### TASK TO COMPLETE
After checking the listing below, say how many of its lines contain the string "title". Only the number is needed.
══ RECORDS PROVIDED
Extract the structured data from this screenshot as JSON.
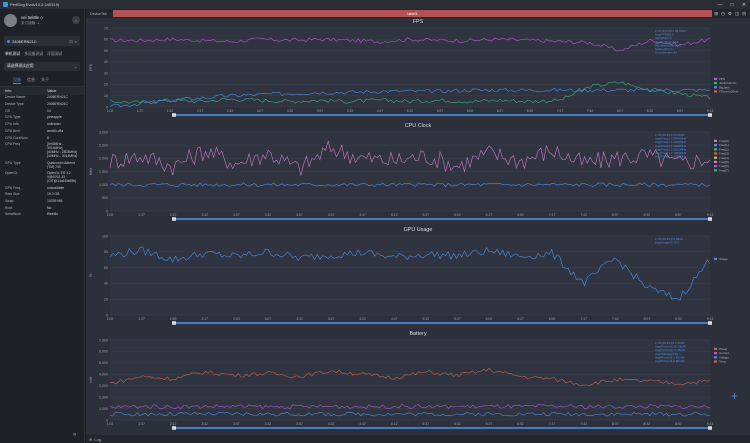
{
  "window": {
    "title": "PerfDog Evolv10.2.240319)",
    "controls": [
      "—",
      "□",
      "✕"
    ]
  },
  "user": {
    "name": "oei 5ei8le ◇",
    "status": "未订阅版 ⊥",
    "action_icon": "arrow-right"
  },
  "device": {
    "name": "2406ERN21C",
    "icons": [
      "⊡",
      "⌕"
    ]
  },
  "modes": {
    "items": [
      "单机测试",
      "多设备测试",
      "浮窗测试"
    ]
  },
  "app_select": {
    "label": "请选择测试应用"
  },
  "info_tabs": [
    "设备",
    "信息",
    "关于"
  ],
  "info_table": {
    "headers": [
      "Info",
      "Value"
    ],
    "rows": [
      [
        "Device Name",
        "2406ERN21C"
      ],
      [
        "Device Type",
        "2406ERN21C"
      ],
      [
        "OS",
        "14"
      ],
      [
        "CPU Type",
        "pineapple"
      ],
      [
        "CPU Info",
        "unknown"
      ],
      [
        "CPU Arch",
        "arm64-v8a"
      ],
      [
        "CPU CoreNum",
        "8"
      ],
      [
        "CPU Freq",
        "[0m3MHz - 3014MHz]\n[40MHz - 2803MHz]\n[40MHz - 3014MHz]"
      ],
      [
        "GPU Type",
        "Qualcomm Adreno\n(TM) 735"
      ],
      [
        "OpenGL",
        "OpenGL ES 3.2\nV@0762.33\n(GIT@14a1f0e89b)"
      ],
      [
        "GPU Freq",
        "unavailable"
      ],
      [
        "Ram Size",
        "15.0 GB"
      ],
      [
        "Swap",
        "10239 MB"
      ],
      [
        "Root",
        "No"
      ],
      [
        "SerialNum",
        "f9eef4e"
      ]
    ]
  },
  "top": {
    "tabs": [
      "DeviceTab"
    ],
    "label": "label1",
    "icons": [
      "⊞",
      "◷",
      "⚙",
      "◫",
      "⊟"
    ]
  },
  "bottom": {
    "label": "Log"
  },
  "colors": {
    "line_blue": "#4a8fe7",
    "fps_magenta": "#b85ad0",
    "fps_green": "#3fae7a",
    "battery_orange": "#c8644a",
    "red_bar": "#b55054"
  },
  "chart_data": [
    {
      "type": "line",
      "title": "FPS",
      "ylabel": "FPS",
      "ylim": [
        0,
        70
      ],
      "y_ticks": [
        "70",
        "60",
        "50",
        "40",
        "30",
        "20",
        "10",
        "0"
      ],
      "x_ticks": [
        "1:02",
        "1:37",
        "1:12",
        "2:17",
        "2:42",
        "3:07",
        "3:32",
        "3:57",
        "4:22",
        "4:47",
        "5:12",
        "5:37",
        "6:02",
        "6:27",
        "6:52",
        "7:17",
        "7:42",
        "8:07",
        "8:32",
        "8:57",
        "9:13"
      ],
      "stats_lines": [
        "Fl 23.310:23:2 60.9000",
        "Avg(FPS)60.0",
        "Var(FPS)3.0",
        "Jank(/10min)10.4",
        "BigJank(/10min)4.3",
        "Stutter(%)1.1",
        "SmoothIndex 94"
      ],
      "legend": [
        "FPS",
        "Jank(/10min)",
        "BigJank",
        "FTime>100ms"
      ],
      "series": [
        {
          "values": [
            59,
            59,
            60,
            59,
            58,
            60,
            59,
            60,
            59,
            58,
            60,
            59,
            59,
            60,
            59,
            58,
            57,
            50,
            59,
            55,
            60
          ]
        },
        {
          "values": [
            5,
            4,
            6,
            5,
            7,
            6,
            5,
            6,
            5,
            6,
            5,
            6,
            5,
            6,
            5,
            6,
            18,
            22,
            15,
            12,
            8
          ]
        },
        {
          "values": [
            0,
            3,
            6,
            8,
            10,
            11,
            12,
            13,
            13,
            14,
            14,
            14,
            15,
            15,
            15,
            15,
            15,
            15,
            15,
            15,
            15
          ]
        }
      ]
    },
    {
      "type": "line",
      "title": "CPU Clock",
      "ylabel": "MHz",
      "ylim": [
        0,
        3000
      ],
      "y_ticks": [
        "3,000",
        "2,500",
        "2,000",
        "1,500",
        "1,000",
        "500",
        "0"
      ],
      "x_ticks": [
        "1:02",
        "1:37",
        "2:12",
        "2:42",
        "3:07",
        "3:32",
        "3:57",
        "4:22",
        "4:47",
        "5:12",
        "5:37",
        "6:02",
        "6:27",
        "6:52",
        "7:17",
        "7:42",
        "8:07",
        "8:32",
        "8:57",
        "9:13"
      ],
      "stats_lines": [
        "Fl 23:10:23:2:24 5000",
        "Avg(Freq)1.2 2044MHz",
        "Avg(Freq)1.2 2048MHz",
        "Avg(Freq)1.2 1908MHz",
        "Avg(Freq)1.2 3012MHz",
        "Avg(Freq)1.2 1981MHz",
        "Avg(Freq)1.2 1980MHz"
      ],
      "legend": [
        "Freq[0]",
        "Freq[1]",
        "Freq[2]",
        "Freq[3]",
        "Freq[4]",
        "Freq[5]",
        "Freq[6]",
        "Freq[7]"
      ],
      "series": [
        {
          "values": [
            1900,
            2100,
            1700,
            2300,
            1800,
            2200,
            1600,
            2400,
            2000,
            1900,
            2100,
            1700,
            2200,
            1900,
            2300,
            1800,
            2000,
            2100,
            1800,
            2000
          ]
        },
        {
          "values": [
            1000,
            1000,
            1000,
            1000,
            1000,
            1000,
            1000,
            1000,
            1000,
            1000,
            1000,
            1000,
            1000,
            1000,
            1000,
            1000,
            1000,
            1000,
            1000,
            1000
          ]
        }
      ]
    },
    {
      "type": "line",
      "title": "GPU Usage",
      "ylabel": "%",
      "ylim": [
        0,
        100
      ],
      "y_ticks": [
        "100",
        "80",
        "60",
        "40",
        "20",
        "0"
      ],
      "x_ticks": [
        "1:02",
        "1:27",
        "1:50",
        "2:17",
        "2:43",
        "3:07",
        "3:32",
        "3:57",
        "4:22",
        "4:47",
        "5:12",
        "5:37",
        "6:02",
        "6:27",
        "6:52",
        "7:17",
        "7:42",
        "8:07",
        "8:32",
        "9:13"
      ],
      "stats_lines": [
        "Fl 23:10:23:2:4 5000",
        "Avg(Usage)0.71%"
      ],
      "legend": [
        "Usage"
      ],
      "series": [
        {
          "values": [
            75,
            82,
            70,
            78,
            74,
            80,
            72,
            76,
            79,
            73,
            77,
            75,
            81,
            74,
            78,
            40,
            72,
            35,
            20,
            70
          ]
        }
      ]
    },
    {
      "type": "line",
      "title": "Battery",
      "ylabel": "mW",
      "ylim": [
        0,
        7000
      ],
      "y_ticks": [
        "7,000",
        "6,000",
        "5,000",
        "4,000",
        "3,000",
        "2,000",
        "1,000",
        "0"
      ],
      "x_ticks": [
        "1:02",
        "1:37",
        "2:12",
        "2:42",
        "3:07",
        "3:32",
        "3:57",
        "4:22",
        "4:47",
        "5:12",
        "5:37",
        "6:02",
        "6:27",
        "6:52",
        "7:17",
        "7:42",
        "8:07",
        "8:32",
        "8:57",
        "9:13"
      ],
      "stats_lines": [
        "Fl 23:10:23:10:1 5000",
        "Avg(Power)0.18 19mW",
        "Avg(Current)1.0 46mA",
        "Avg(Voltage)2.04 ...",
        "Avg(Power)2.1 36mW",
        "Avg(Power)1.0 38mW"
      ],
      "legend": [
        "Power",
        "Current",
        "Voltage",
        "Temp"
      ],
      "series": [
        {
          "values": [
            3200,
            3800,
            3600,
            4200,
            3900,
            4100,
            3800,
            4300,
            4000,
            3700,
            4200,
            3900,
            4400,
            3800,
            3600,
            3100,
            3500,
            3400,
            3200,
            3400
          ]
        },
        {
          "values": [
            1100,
            1200,
            1150,
            1180,
            1200,
            1150,
            1170,
            1190,
            1160,
            1200,
            1180,
            1170,
            1190,
            1160,
            1200,
            1180,
            1170,
            1190,
            1160,
            1180
          ]
        },
        {
          "values": [
            500,
            520,
            510,
            515,
            520,
            510,
            518,
            512,
            516,
            520,
            514,
            512,
            518,
            510,
            520,
            515,
            512,
            518,
            510,
            515
          ]
        }
      ]
    }
  ]
}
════
### ANSWER
5